Hence lens choices are limited and expensive. For underwater use, the Sigma 15mm f/2.8 EX DG and Nikkor 16mm f/2.8D AF fisheyes both give acceptable results, as do the Nikkor 16-35mm f/4G ED VR and 14-24mm F/2.8G ED AF-S rectilinear wide-angles (although these both need large domes to perform without corner distortion). Macro choices will include the familiar Nikon 60mm f/2.8G ED AF-S Micro and 105mm f/2.8GAF-S VR Micro lenses, although older versions of these may well also be adequate. I am reticent about being prescriptive about lens choices, as I am sure they will be controversial, but my experience with this camera has lead me to conclude that to do its optical quality justice, your potential lens bag is limited (although not inexpensive). I hope that if anyone from Nikon or one of the lens manufacturers is listening that they will heed our need for a great fisheye zoom for FX.
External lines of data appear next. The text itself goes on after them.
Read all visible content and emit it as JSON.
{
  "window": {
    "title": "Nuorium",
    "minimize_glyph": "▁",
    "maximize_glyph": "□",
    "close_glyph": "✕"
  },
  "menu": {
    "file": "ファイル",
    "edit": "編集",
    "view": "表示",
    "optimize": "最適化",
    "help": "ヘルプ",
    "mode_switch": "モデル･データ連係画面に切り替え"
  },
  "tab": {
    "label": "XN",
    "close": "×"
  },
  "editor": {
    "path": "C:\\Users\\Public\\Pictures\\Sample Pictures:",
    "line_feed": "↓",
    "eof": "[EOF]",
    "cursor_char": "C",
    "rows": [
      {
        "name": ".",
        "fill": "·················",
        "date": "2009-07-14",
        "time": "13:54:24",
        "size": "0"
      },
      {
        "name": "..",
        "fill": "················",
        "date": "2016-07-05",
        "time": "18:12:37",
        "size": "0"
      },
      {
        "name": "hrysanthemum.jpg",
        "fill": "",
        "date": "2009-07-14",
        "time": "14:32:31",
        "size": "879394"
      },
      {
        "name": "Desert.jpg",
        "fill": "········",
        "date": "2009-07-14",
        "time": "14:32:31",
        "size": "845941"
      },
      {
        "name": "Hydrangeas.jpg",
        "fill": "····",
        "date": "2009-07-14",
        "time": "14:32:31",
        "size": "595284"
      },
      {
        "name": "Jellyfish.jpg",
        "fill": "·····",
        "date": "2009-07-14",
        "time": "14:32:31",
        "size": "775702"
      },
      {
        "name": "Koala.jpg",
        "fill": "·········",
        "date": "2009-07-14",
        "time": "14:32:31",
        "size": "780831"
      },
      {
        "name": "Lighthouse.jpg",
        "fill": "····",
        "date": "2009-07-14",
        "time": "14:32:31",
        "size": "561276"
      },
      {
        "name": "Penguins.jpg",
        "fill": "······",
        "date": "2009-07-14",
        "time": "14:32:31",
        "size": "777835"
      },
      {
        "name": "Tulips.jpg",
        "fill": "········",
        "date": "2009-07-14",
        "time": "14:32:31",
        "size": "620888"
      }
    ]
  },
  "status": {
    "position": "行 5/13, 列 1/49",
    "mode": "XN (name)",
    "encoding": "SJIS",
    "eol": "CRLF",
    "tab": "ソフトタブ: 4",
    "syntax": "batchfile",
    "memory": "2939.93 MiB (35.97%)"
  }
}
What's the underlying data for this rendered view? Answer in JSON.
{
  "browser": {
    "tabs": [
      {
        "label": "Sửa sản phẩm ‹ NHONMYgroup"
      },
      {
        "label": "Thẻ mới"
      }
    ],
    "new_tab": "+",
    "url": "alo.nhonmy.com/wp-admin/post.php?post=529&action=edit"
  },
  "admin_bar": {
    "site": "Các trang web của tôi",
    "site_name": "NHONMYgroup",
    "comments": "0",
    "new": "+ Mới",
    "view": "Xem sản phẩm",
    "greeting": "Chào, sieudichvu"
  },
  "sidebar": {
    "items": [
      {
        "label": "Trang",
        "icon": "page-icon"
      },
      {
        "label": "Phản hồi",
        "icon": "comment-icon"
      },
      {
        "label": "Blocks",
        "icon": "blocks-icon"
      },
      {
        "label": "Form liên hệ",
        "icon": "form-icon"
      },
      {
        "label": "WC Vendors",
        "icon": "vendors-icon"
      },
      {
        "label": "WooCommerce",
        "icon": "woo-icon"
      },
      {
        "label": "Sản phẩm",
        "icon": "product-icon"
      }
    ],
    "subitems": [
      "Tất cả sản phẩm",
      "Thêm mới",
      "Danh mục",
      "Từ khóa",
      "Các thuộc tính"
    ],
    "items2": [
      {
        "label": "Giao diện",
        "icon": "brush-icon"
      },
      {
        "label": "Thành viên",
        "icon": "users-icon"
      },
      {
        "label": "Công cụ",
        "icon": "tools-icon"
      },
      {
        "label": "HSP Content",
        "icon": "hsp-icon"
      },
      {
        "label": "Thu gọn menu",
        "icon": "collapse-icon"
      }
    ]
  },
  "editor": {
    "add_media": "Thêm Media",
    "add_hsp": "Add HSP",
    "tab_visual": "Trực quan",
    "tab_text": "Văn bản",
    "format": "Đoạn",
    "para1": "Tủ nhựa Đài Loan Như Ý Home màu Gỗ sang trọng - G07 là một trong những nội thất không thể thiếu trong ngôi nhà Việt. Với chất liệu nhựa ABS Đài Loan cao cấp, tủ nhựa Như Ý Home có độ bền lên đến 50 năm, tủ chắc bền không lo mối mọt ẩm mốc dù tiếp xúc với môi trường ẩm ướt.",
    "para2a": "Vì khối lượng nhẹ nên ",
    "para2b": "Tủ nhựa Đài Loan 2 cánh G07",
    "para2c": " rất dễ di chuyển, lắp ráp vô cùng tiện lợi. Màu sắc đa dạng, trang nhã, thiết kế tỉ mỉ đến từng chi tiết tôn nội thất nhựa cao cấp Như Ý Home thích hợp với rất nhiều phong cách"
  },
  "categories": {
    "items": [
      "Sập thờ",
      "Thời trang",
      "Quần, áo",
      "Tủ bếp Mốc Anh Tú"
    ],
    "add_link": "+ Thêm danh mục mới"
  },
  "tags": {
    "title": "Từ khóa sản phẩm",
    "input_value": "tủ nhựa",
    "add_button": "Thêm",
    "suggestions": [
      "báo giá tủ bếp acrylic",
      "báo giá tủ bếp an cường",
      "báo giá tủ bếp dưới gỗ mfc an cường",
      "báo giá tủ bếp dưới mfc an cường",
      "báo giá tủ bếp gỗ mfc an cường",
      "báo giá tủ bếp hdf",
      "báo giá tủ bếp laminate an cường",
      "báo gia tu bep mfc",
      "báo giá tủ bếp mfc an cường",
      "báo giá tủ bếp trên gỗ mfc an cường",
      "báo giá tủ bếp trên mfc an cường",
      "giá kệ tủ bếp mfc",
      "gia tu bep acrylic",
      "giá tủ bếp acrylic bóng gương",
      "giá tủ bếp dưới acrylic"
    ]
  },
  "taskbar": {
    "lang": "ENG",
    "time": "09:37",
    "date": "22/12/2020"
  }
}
Another question that has been asked a lot about this camera is will it work with a 4” mini dome? The answer is not really. This camera, and all FX cameras in fact, really need a big quality dome, especially with any rectilinear lenses. Shooting fisheye lenses is somewhat more forgiving, but you can expect very soft corners when you stop down to catch those big wide-angle scenes. Please note that this is an FX issue, not a D800 one. For more information, Alex Mustard provided a very good overview of the subject of domes and FX cameras in his talk at DEMA last year.

At the London Dive Show back in March, I was chatting to Jean Bruneau (Viz’art) of Aquatica about the D800 and he was commenting on how much interest this camera had created amongst underwater photographers. By contrast, the Canon 5D Mark III, also a very capable camera, had not received nearly as much. He posited that this was due to the fact that Nikon have not had a viable alternative to the 5D Mark II and so the D800 represented the first time that Nikon shooters have had a camera with similar performance. Whilst this may be true, and certainly Nikon’s production problems have not helped with the process, the D800 really is, as I stated earlier, a game changer. I have no doubt that other manufactures will shortly release similar models with more resolution, but Nikon are to be applauded for being brave enough to take a lateral step when the industry trend was for less pixels and higher burst rates in pro cameras. The D800 opens the door to potential new creative challenges and techniques, once this potential has been recognized, and the limitations dealt with and minimized, I am convinced that this camera will be producing some amazing underwater images.

Nikon are apparently planning to release a “budget” FX camera, mooted to be the D600, and it will be interesting to compare the two models. It may be that the D600 may be a very good option for underwater use.

This review has intentionally not included any extensive testing of the camera’s video functions. I intend to complete this as a separate review in the future. Many apologies to those who are waiting for this.

Many thanks to Dan Lion of Holiday Designers, the Hyatt Regency, Sharm el Sheikh and the owners and staff of Red Sea Waterworld for their assistance with providing accommodation and diving in Egypt for the review. Additional thanks are again due to those who helped us out with the equipment for the review: Edward Lai of Nauticam and Alex Tattersall of Underwater Visions for their speedy and early assistance with providing a housing, and Ryan Canon of Reef Photo and Video for the loan of a Sigma 15mm lens and ZEN 230mm dome port.

  1. Introduction.
  2. The Nikon D800 body, controls and overview.
  3. Resolution, ISO and tonal range.
  4. Image size and “shooting to crop”.
  5. Autofocus, teleconverters and built-in processing.
  6. Conclusion.

(1) Niall Benvie, Nikon D800, Outdoor Photographer, September 2012, pp. 85.